▸ **Component data from apps and pages**:
========

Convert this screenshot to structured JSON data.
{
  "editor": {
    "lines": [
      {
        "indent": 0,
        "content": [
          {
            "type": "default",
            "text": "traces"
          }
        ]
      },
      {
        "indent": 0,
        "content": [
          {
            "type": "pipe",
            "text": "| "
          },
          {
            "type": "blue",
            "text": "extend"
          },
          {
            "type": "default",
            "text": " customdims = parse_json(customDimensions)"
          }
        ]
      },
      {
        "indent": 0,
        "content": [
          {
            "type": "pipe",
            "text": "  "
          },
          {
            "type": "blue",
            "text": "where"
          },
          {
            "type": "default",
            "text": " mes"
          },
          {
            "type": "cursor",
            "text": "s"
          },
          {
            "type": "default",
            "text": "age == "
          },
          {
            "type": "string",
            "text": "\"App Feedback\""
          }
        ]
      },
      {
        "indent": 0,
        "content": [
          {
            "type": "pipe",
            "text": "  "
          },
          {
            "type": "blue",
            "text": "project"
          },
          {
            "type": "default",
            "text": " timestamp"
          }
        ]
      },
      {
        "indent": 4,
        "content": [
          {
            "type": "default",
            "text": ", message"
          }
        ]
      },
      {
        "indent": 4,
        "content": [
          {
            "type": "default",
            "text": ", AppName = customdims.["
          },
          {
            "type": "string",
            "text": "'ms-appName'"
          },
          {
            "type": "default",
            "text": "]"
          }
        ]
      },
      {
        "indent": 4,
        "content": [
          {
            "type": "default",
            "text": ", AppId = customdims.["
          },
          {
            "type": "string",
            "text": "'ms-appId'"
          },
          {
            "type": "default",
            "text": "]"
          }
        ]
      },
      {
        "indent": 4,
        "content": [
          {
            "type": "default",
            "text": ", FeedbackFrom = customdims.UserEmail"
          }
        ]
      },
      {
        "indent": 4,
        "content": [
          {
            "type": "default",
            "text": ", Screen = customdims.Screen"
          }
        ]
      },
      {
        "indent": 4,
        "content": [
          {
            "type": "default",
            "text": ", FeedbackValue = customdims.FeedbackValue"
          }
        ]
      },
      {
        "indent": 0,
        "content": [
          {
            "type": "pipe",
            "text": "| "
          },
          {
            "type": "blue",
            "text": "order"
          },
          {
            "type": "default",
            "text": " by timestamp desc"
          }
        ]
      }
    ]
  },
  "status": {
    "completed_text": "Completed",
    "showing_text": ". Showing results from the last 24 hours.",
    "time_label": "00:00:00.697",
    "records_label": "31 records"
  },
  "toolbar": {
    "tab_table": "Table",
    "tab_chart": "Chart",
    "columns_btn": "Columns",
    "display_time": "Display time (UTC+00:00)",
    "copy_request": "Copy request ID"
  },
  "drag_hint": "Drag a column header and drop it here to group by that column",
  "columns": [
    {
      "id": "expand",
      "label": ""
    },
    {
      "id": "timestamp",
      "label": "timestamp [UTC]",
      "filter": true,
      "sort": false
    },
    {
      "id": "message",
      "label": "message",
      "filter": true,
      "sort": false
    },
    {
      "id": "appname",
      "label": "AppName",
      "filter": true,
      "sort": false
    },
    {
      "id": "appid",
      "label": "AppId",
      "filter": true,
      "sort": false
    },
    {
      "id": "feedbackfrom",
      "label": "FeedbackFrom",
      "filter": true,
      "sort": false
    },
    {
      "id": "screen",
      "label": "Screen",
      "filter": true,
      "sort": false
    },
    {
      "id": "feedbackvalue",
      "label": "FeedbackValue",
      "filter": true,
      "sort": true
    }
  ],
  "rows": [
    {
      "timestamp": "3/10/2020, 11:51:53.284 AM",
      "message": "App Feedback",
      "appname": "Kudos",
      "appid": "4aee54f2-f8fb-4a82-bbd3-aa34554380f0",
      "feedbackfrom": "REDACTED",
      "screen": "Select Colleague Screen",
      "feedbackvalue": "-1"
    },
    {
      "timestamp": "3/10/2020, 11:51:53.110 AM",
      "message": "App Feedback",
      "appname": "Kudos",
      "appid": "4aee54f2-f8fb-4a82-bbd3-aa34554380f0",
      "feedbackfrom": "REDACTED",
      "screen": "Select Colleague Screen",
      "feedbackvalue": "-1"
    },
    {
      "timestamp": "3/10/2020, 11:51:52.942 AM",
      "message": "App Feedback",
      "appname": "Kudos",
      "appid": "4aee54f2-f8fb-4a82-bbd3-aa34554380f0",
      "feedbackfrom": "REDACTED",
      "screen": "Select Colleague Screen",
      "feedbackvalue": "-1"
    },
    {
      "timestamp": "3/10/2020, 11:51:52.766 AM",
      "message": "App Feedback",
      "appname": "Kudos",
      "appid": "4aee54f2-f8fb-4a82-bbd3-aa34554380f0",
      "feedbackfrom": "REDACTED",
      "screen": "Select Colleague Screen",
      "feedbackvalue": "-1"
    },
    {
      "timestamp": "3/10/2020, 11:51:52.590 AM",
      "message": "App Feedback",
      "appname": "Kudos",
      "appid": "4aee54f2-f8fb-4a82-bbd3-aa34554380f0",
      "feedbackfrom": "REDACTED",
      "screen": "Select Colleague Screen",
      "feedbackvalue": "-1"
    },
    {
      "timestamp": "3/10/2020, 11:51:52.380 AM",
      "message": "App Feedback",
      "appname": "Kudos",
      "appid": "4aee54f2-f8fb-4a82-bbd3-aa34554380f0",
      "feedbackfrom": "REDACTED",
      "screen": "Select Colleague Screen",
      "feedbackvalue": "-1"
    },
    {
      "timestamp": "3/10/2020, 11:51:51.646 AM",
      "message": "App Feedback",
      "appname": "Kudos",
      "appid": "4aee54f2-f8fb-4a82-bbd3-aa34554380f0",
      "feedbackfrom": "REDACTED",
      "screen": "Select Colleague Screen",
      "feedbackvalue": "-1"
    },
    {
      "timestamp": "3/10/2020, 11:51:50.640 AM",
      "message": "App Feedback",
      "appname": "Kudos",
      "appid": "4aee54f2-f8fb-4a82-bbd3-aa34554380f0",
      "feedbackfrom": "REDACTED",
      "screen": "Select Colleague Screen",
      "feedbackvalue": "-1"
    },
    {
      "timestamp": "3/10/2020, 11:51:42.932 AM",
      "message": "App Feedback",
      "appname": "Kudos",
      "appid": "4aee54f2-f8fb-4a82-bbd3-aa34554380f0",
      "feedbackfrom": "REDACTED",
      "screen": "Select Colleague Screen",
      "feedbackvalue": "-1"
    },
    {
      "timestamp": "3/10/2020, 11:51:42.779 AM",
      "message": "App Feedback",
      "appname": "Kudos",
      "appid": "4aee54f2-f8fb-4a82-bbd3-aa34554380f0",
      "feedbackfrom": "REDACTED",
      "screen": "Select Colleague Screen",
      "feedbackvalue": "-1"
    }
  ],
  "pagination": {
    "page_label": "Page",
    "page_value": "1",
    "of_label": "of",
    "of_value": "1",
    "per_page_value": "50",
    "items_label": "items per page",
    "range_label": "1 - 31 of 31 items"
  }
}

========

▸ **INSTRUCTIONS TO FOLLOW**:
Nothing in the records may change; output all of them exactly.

▸ **RESPONSE TO THIS TASK**:
Convert this screenshot to structured JSON data.
{
  "editor": {
    "lines": [
      {
        "indent": 0,
        "content": [
          {
            "type": "default",
            "text": "traces"
          }
        ]
      },
      {
        "indent": 0,
        "content": [
          {
            "type": "pipe",
            "text": "| "
          },
          {
            "type": "blue",
            "text": "extend"
          },
          {
            "type": "default",
            "text": " customdims = parse_json(customDimensions)"
          }
        ]
      },
      {
        "indent": 0,
        "content": [
          {
            "type": "pipe",
            "text": "  "
          },
          {
            "type": "blue",
            "text": "where"
          },
          {
            "type": "default",
            "text": " mes"
          },
          {
            "type": "cursor",
            "text": "s"
          },
          {
            "type": "default",
            "text": "age == "
          },
          {
            "type": "string",
            "text": "\"App Feedback\""
          }
        ]
      },
      {
        "indent": 0,
        "content": [
          {
            "type": "pipe",
            "text": "  "
          },
          {
            "type": "blue",
            "text": "project"
          },
          {
            "type": "default",
            "text": " timestamp"
          }
        ]
      },
      {
        "indent": 4,
        "content": [
          {
            "type": "default",
            "text": ", message"
          }
        ]
      },
      {
        "indent": 4,
        "content": [
          {
            "type": "default",
            "text": ", AppName = customdims.["
          },
          {
            "type": "string",
            "text": "'ms-appName'"
          },
          {
            "type": "default",
            "text": "]"
          }
        ]
      },
      {
        "indent": 4,
        "content": [
          {
            "type": "default",
            "text": ", AppId = customdims.["
          },
          {
            "type": "string",
            "text": "'ms-appId'"
          },
          {
            "type": "default",
            "text": "]"
          }
        ]
      },
      {
        "indent": 4,
        "content": [
          {
            "type": "default",
            "text": ", FeedbackFrom = customdims.UserEmail"
          }
        ]
      },
      {
        "indent": 4,
        "content": [
          {
            "type": "default",
            "text": ", Screen = customdims.Screen"
          }
        ]
      },
      {
        "indent": 4,
        "content": [
          {
            "type": "default",
            "text": ", FeedbackValue = customdims.FeedbackValue"
          }
        ]
      },
      {
        "indent": 0,
        "content": [
          {
            "type": "pipe",
            "text": "| "
          },
          {
            "type": "blue",
            "text": "order"
          },
          {
            "type": "default",
            "text": " by timestamp desc"
          }
        ]
      }
    ]
  },
  "status": {
    "completed_text": "Completed",
    "showing_text": ". Showing results from the last 24 hours.",
    "time_label": "00:00:00.697",
    "records_label": "31 records"
  },
  "toolbar": {
    "tab_table": "Table",
    "tab_chart": "Chart",
    "columns_btn": "Columns",
    "display_time": "Display time (UTC+00:00)",
    "copy_request": "Copy request ID"
  },
  "drag_hint": "Drag a column header and drop it here to group by that column",
  "columns": [
    {
      "id": "expand",
      "label": ""
    },
    {
      "id": "timestamp",
      "label": "timestamp [UTC]",
      "filter": true,
      "sort": false
    },
    {
      "id": "message",
      "label": "message",
      "filter": true,
      "sort": false
    },
    {
      "id": "appname",
      "label": "AppName",
      "filter": true,
      "sort": false
    },
    {
      "id": "appid",
      "label": "AppId",
      "filter": true,
      "sort": false
    },
    {
      "id": "feedbackfrom",
      "label": "FeedbackFrom",
      "filter": true,
      "sort": false
    },
    {
      "id": "screen",
      "label": "Screen",
      "filter": true,
      "sort": false
    },
    {
      "id": "feedbackvalue",
      "label": "FeedbackValue",
      "filter": true,
      "sort": true
    }
  ],
  "rows": [
    {
      "timestamp": "3/10/2020, 11:51:53.284 AM",
      "message": "App Feedback",
      "appname": "Kudos",
      "appid": "4aee54f2-f8fb-4a82-bbd3-aa34554380f0",
      "feedbackfrom": "REDACTED",
      "screen": "Select Colleague Screen",
      "feedbackvalue": "-1"
    },
    {
      "timestamp": "3/10/2020, 11:51:53.110 AM",
      "message": "App Feedback",
      "appname": "Kudos",
      "appid": "4aee54f2-f8fb-4a82-bbd3-aa34554380f0",
      "feedbackfrom": "REDACTED",
      "screen": "Select Colleague Screen",
      "feedbackvalue": "-1"
    },
    {
      "timestamp": "3/10/2020, 11:51:52.942 AM",
      "message": "App Feedback",
      "appname": "Kudos",
      "appid": "4aee54f2-f8fb-4a82-bbd3-aa34554380f0",
      "feedbackfrom": "REDACTED",
      "screen": "Select Colleague Screen",
      "feedbackvalue": "-1"
    },
    {
      "timestamp": "3/10/2020, 11:51:52.766 AM",
      "message": "App Feedback",
      "appname": "Kudos",
      "appid": "4aee54f2-f8fb-4a82-bbd3-aa34554380f0",
      "feedbackfrom": "REDACTED",
      "screen": "Select Colleague Screen",
      "feedbackvalue": "-1"
    },
    {
      "timestamp": "3/10/2020, 11:51:52.590 AM",
      "message": "App Feedback",
      "appname": "Kudos",
      "appid": "4aee54f2-f8fb-4a82-bbd3-aa34554380f0",
      "feedbackfrom": "REDACTED",
      "screen": "Select Colleague Screen",
      "feedbackvalue": "-1"
    },
    {
      "timestamp": "3/10/2020, 11:51:52.380 AM",
      "message": "App Feedback",
      "appname": "Kudos",
      "appid": "4aee54f2-f8fb-4a82-bbd3-aa34554380f0",
      "feedbackfrom": "REDACTED",
      "screen": "Select Colleague Screen",
      "feedbackvalue": "-1"
    },
    {
      "timestamp": "3/10/2020, 11:51:51.646 AM",
      "message": "App Feedback",
      "appname": "Kudos",
      "appid": "4aee54f2-f8fb-4a82-bbd3-aa34554380f0",
      "feedbackfrom": "REDACTED",
      "screen": "Select Colleague Screen",
      "feedbackvalue": "-1"
    },
    {
      "timestamp": "3/10/2020, 11:51:50.640 AM",
      "message": "App Feedback",
      "appname": "Kudos",
      "appid": "4aee54f2-f8fb-4a82-bbd3-aa34554380f0",
      "feedbackfrom": "REDACTED",
      "screen": "Select Colleague Screen",
      "feedbackvalue": "-1"
    },
    {
      "timestamp": "3/10/2020, 11:51:42.932 AM",
      "message": "App Feedback",
      "appname": "Kudos",
      "appid": "4aee54f2-f8fb-4a82-bbd3-aa34554380f0",
      "feedbackfrom": "REDACTED",
      "screen": "Select Colleague Screen",
      "feedbackvalue": "-1"
    },
    {
      "timestamp": "3/10/2020, 11:51:42.779 AM",
      "message": "App Feedback",
      "appname": "Kudos",
      "appid": "4aee54f2-f8fb-4a82-bbd3-aa34554380f0",
      "feedbackfrom": "REDACTED",
      "screen": "Select Colleague Screen",
      "feedbackvalue": "-1"
    }
  ],
  "pagination": {
    "page_label": "Page",
    "page_value": "1",
    "of_label": "of",
    "of_value": "1",
    "per_page_value": "50",
    "items_label": "items per page",
    "range_label": "1 - 31 of 31 items"
  }
}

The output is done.